• _Work instructions_
If an entry contains a picture, leave the picture out and reproduce everything else in the records below exactly.
++++++++++++++++++++
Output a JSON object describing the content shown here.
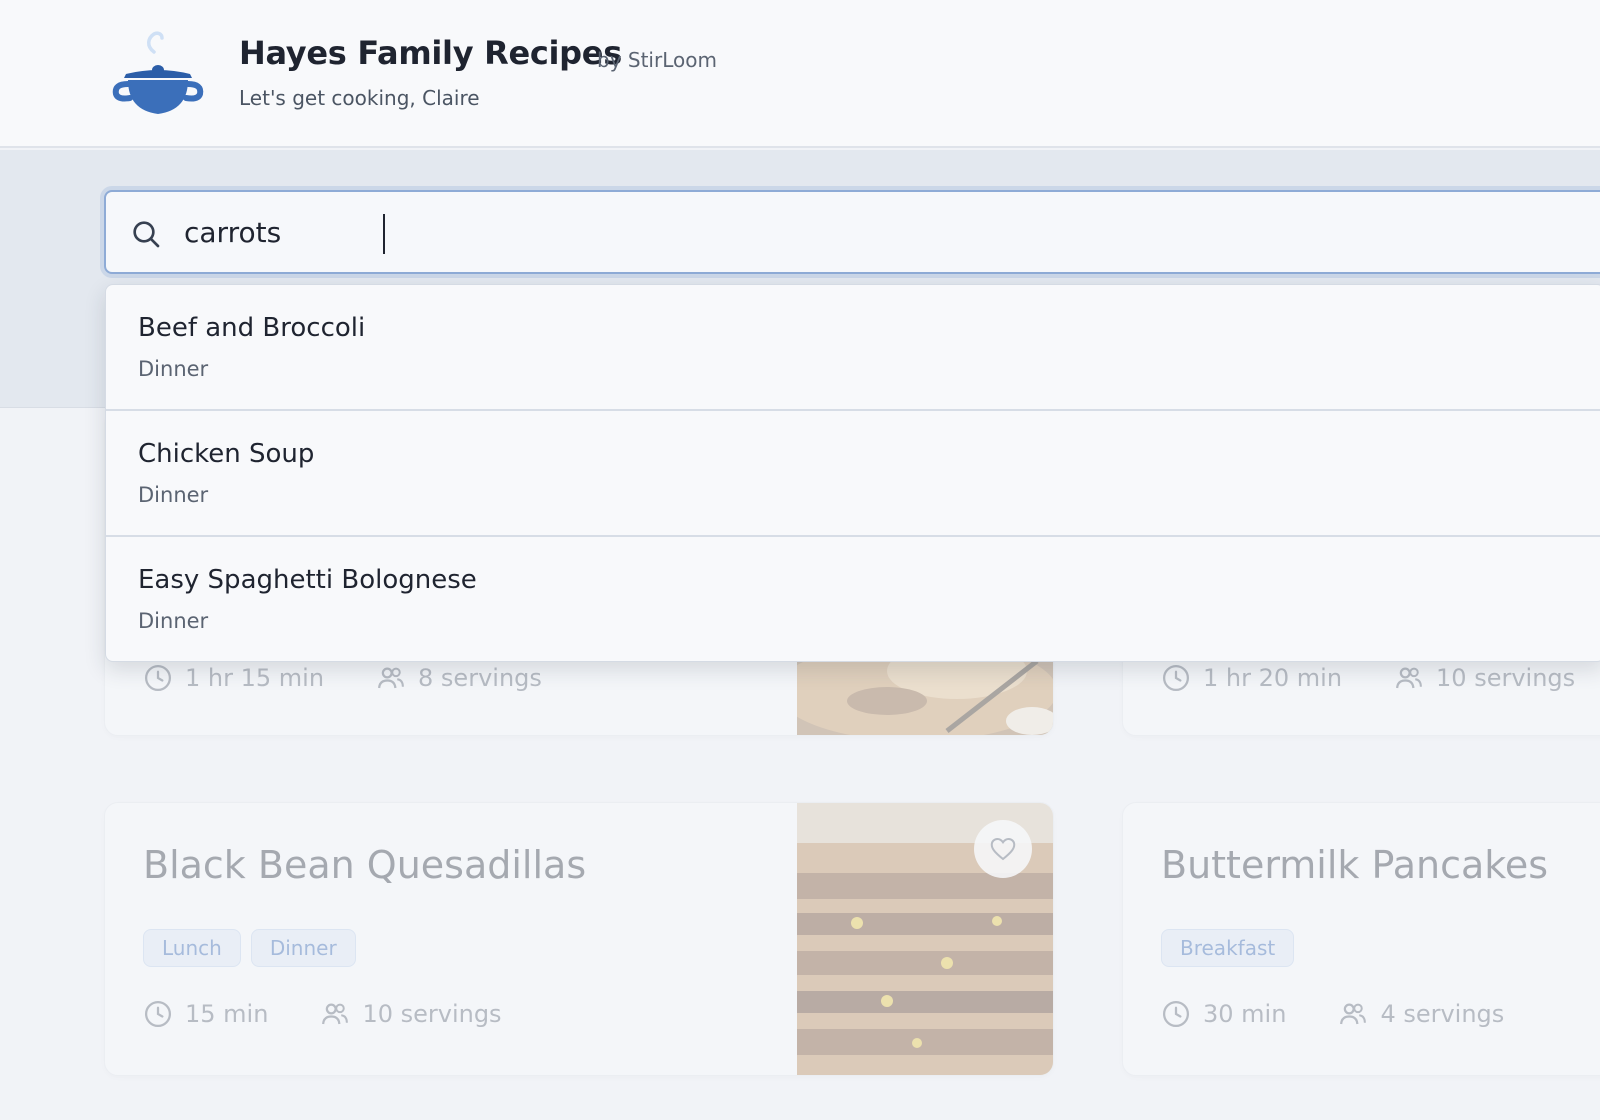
{
  "header": {
    "title": "Hayes Family Recipes",
    "by": "by StirLoom",
    "subtitle": "Let's get cooking, Claire"
  },
  "search": {
    "value": "carrots",
    "icon": "search-icon"
  },
  "suggestions": [
    {
      "name": "Beef and Broccoli",
      "category": "Dinner"
    },
    {
      "name": "Chicken Soup",
      "category": "Dinner"
    },
    {
      "name": "Easy Spaghetti Bolognese",
      "category": "Dinner"
    }
  ],
  "cards": [
    {
      "title": "",
      "tags": [],
      "time": "1 hr 15 min",
      "servings": "8 servings"
    },
    {
      "title": "",
      "tags": [],
      "time": "1 hr 20 min",
      "servings": "10 servings"
    },
    {
      "title": "Black Bean Quesadillas",
      "tags": [
        "Lunch",
        "Dinner"
      ],
      "time": "15 min",
      "servings": "10 servings"
    },
    {
      "title": "Buttermilk Pancakes",
      "tags": [
        "Breakfast"
      ],
      "time": "30 min",
      "servings": "4 servings"
    }
  ],
  "colors": {
    "accent": "#3b6fba",
    "tag_text": "#2f62b1",
    "tag_bg": "#dde8f6"
  }
}
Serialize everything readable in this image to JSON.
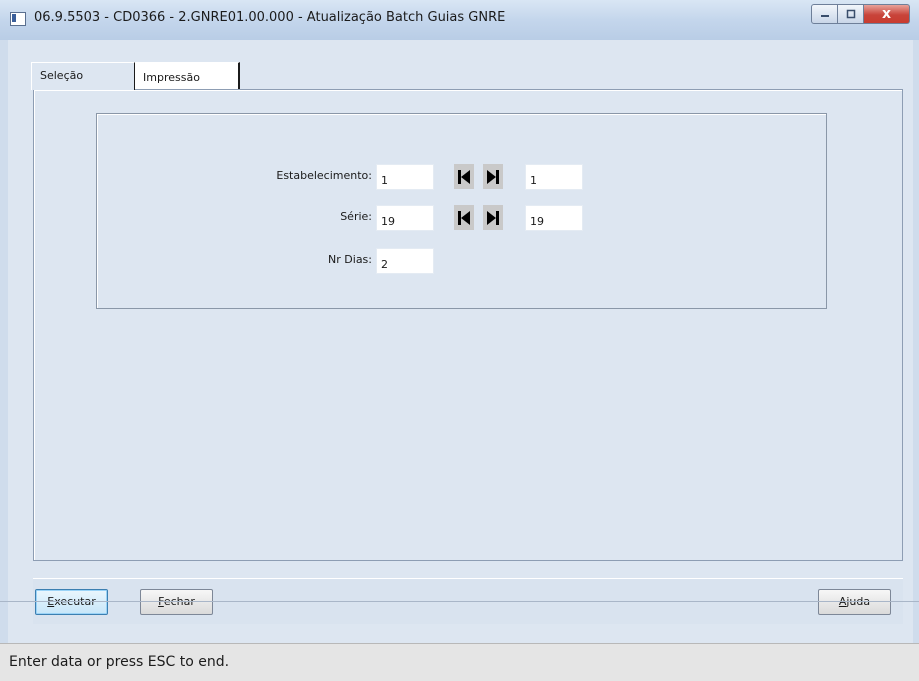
{
  "window": {
    "title": "06.9.5503 - CD0366 - 2.GNRE01.00.000 - Atualização Batch Guias GNRE",
    "controls": {
      "minimize_icon": "minimize-icon",
      "maximize_icon": "maximize-icon",
      "close_icon": "close-icon",
      "close_glyph": "x"
    }
  },
  "tabs": [
    {
      "label": "Seleção",
      "active": true
    },
    {
      "label": "Impressão",
      "active": false
    }
  ],
  "form": {
    "estabelecimento": {
      "label": "Estabelecimento:",
      "from": "1",
      "to": "1"
    },
    "serie": {
      "label": "Série:",
      "from": "19",
      "to": "19"
    },
    "nr_dias": {
      "label": "Nr Dias:",
      "value": "2"
    },
    "nav_icons": {
      "first": "first-record-icon",
      "last": "last-record-icon"
    }
  },
  "buttons": {
    "executar": {
      "first": "E",
      "rest": "xecutar"
    },
    "fechar": {
      "first": "F",
      "rest": "echar"
    },
    "ajuda": {
      "first": "A",
      "rest": "juda"
    }
  },
  "status": {
    "text": "Enter data or press ESC to end."
  },
  "colors": {
    "titlebar": "#c4d6ec",
    "client": "#dde6f1",
    "close_button": "#c8443a",
    "nav_button": "#c9c9c9"
  }
}
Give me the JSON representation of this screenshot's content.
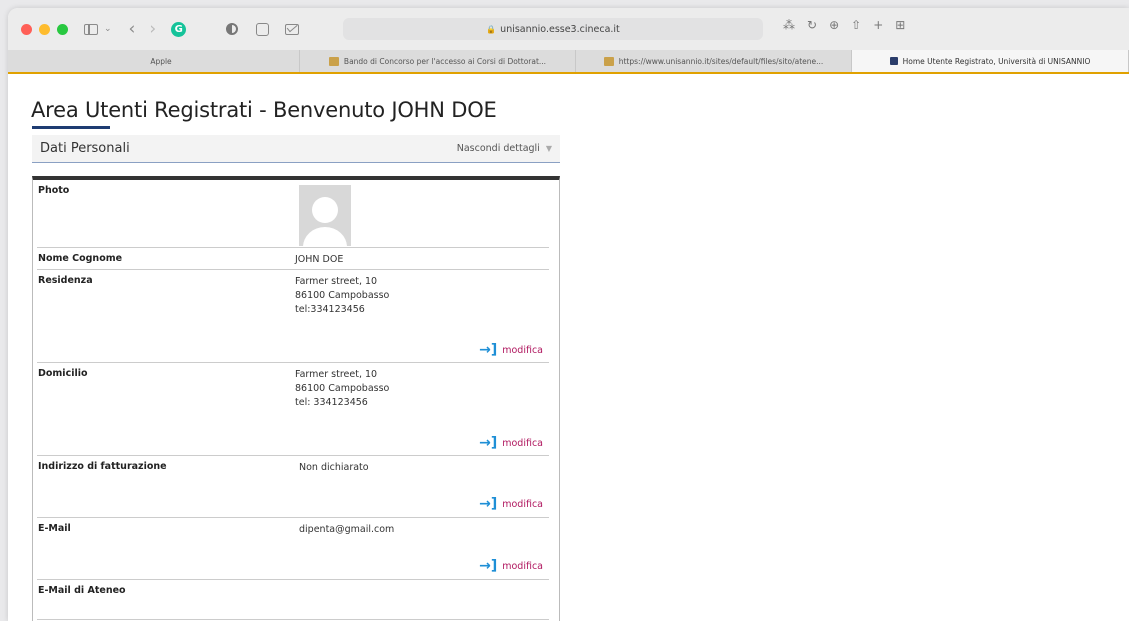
{
  "browser": {
    "address": "unisannio.esse3.cineca.it",
    "tabs": [
      {
        "label": "Apple"
      },
      {
        "label": "Bando di Concorso per l'accesso ai Corsi di Dottorat..."
      },
      {
        "label": "https://www.unisannio.it/sites/default/files/sito/atene..."
      },
      {
        "label": "Home Utente Registrato, Università di UNISANNIO"
      }
    ]
  },
  "page": {
    "title": "Area Utenti Registrati - Benvenuto JOHN DOE",
    "section_title": "Dati Personali",
    "toggle_label": "Nascondi dettagli"
  },
  "rows": [
    {
      "label": "Photo"
    },
    {
      "label": "Nome Cognome",
      "value": [
        "JOHN DOE"
      ]
    },
    {
      "label": "Residenza",
      "value": [
        "Farmer street, 10",
        "86100 Campobasso",
        "tel:334123456"
      ],
      "action": "modifica"
    },
    {
      "label": "Domicilio",
      "value": [
        "Farmer street, 10",
        "86100 Campobasso",
        "tel: 334123456"
      ],
      "action": "modifica"
    },
    {
      "label": "Indirizzo di fatturazione",
      "value": [
        "Non dichiarato"
      ],
      "action": "modifica"
    },
    {
      "label": "E-Mail",
      "value": [
        "dipenta@gmail.com"
      ],
      "action": "modifica"
    },
    {
      "label": "E-Mail di Ateneo"
    }
  ],
  "colors": {
    "accent": "#1e3c72",
    "action_link": "#b0175f",
    "action_icon": "#1e8fd6",
    "tab_underline": "#e0a100"
  },
  "icons": {
    "enter": "→]",
    "grammarly": "G"
  }
}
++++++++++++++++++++
• _Response_
Output a JSON object describing the content shown here.
{
  "header": {
    "title": "Hayes Family Recipes",
    "by": "by StirLoom",
    "subtitle": "Let's get cooking, Claire"
  },
  "search": {
    "value": "carrots",
    "icon": "search-icon"
  },
  "suggestions": [
    {
      "name": "Beef and Broccoli",
      "category": "Dinner"
    },
    {
      "name": "Chicken Soup",
      "category": "Dinner"
    },
    {
      "name": "Easy Spaghetti Bolognese",
      "category": "Dinner"
    }
  ],
  "cards": [
    {
      "title": "",
      "tags": [],
      "time": "1 hr 15 min",
      "servings": "8 servings"
    },
    {
      "title": "",
      "tags": [],
      "time": "1 hr 20 min",
      "servings": "10 servings"
    },
    {
      "title": "Black Bean Quesadillas",
      "tags": [
        "Lunch",
        "Dinner"
      ],
      "time": "15 min",
      "servings": "10 servings"
    },
    {
      "title": "Buttermilk Pancakes",
      "tags": [
        "Breakfast"
      ],
      "time": "30 min",
      "servings": "4 servings"
    }
  ],
  "colors": {
    "accent": "#3b6fba",
    "tag_text": "#2f62b1",
    "tag_bg": "#dde8f6"
  }
}
Serialize everything readable in this image to JSON.
{
  "window": {
    "title": "06.9.5503 - CD0366 - 2.GNRE01.00.000 - Atualização Batch Guias GNRE",
    "controls": {
      "minimize_icon": "minimize-icon",
      "maximize_icon": "maximize-icon",
      "close_icon": "close-icon",
      "close_glyph": "x"
    }
  },
  "tabs": [
    {
      "label": "Seleção",
      "active": true
    },
    {
      "label": "Impressão",
      "active": false
    }
  ],
  "form": {
    "estabelecimento": {
      "label": "Estabelecimento:",
      "from": "1",
      "to": "1"
    },
    "serie": {
      "label": "Série:",
      "from": "19",
      "to": "19"
    },
    "nr_dias": {
      "label": "Nr Dias:",
      "value": "2"
    },
    "nav_icons": {
      "first": "first-record-icon",
      "last": "last-record-icon"
    }
  },
  "buttons": {
    "executar": {
      "first": "E",
      "rest": "xecutar"
    },
    "fechar": {
      "first": "F",
      "rest": "echar"
    },
    "ajuda": {
      "first": "A",
      "rest": "juda"
    }
  },
  "status": {
    "text": "Enter data or press ESC to end."
  },
  "colors": {
    "titlebar": "#c4d6ec",
    "client": "#dde6f1",
    "close_button": "#c8443a",
    "nav_button": "#c9c9c9"
  }
}
Give me the JSON representation of this screenshot's content.
{
  "browser": {
    "address": "unisannio.esse3.cineca.it",
    "tabs": [
      {
        "label": "Apple"
      },
      {
        "label": "Bando di Concorso per l'accesso ai Corsi di Dottorat..."
      },
      {
        "label": "https://www.unisannio.it/sites/default/files/sito/atene..."
      },
      {
        "label": "Home Utente Registrato, Università di UNISANNIO"
      }
    ]
  },
  "page": {
    "title": "Area Utenti Registrati - Benvenuto JOHN DOE",
    "section_title": "Dati Personali",
    "toggle_label": "Nascondi dettagli"
  },
  "rows": [
    {
      "label": "Photo"
    },
    {
      "label": "Nome Cognome",
      "value": [
        "JOHN DOE"
      ]
    },
    {
      "label": "Residenza",
      "value": [
        "Farmer street, 10",
        "86100 Campobasso",
        "tel:334123456"
      ],
      "action": "modifica"
    },
    {
      "label": "Domicilio",
      "value": [
        "Farmer street, 10",
        "86100 Campobasso",
        "tel: 334123456"
      ],
      "action": "modifica"
    },
    {
      "label": "Indirizzo di fatturazione",
      "value": [
        "Non dichiarato"
      ],
      "action": "modifica"
    },
    {
      "label": "E-Mail",
      "value": [
        "dipenta@gmail.com"
      ],
      "action": "modifica"
    },
    {
      "label": "E-Mail di Ateneo"
    }
  ],
  "colors": {
    "accent": "#1e3c72",
    "action_link": "#b0175f",
    "action_icon": "#1e8fd6",
    "tab_underline": "#e0a100"
  },
  "icons": {
    "enter": "→]",
    "grammarly": "G"
  }
}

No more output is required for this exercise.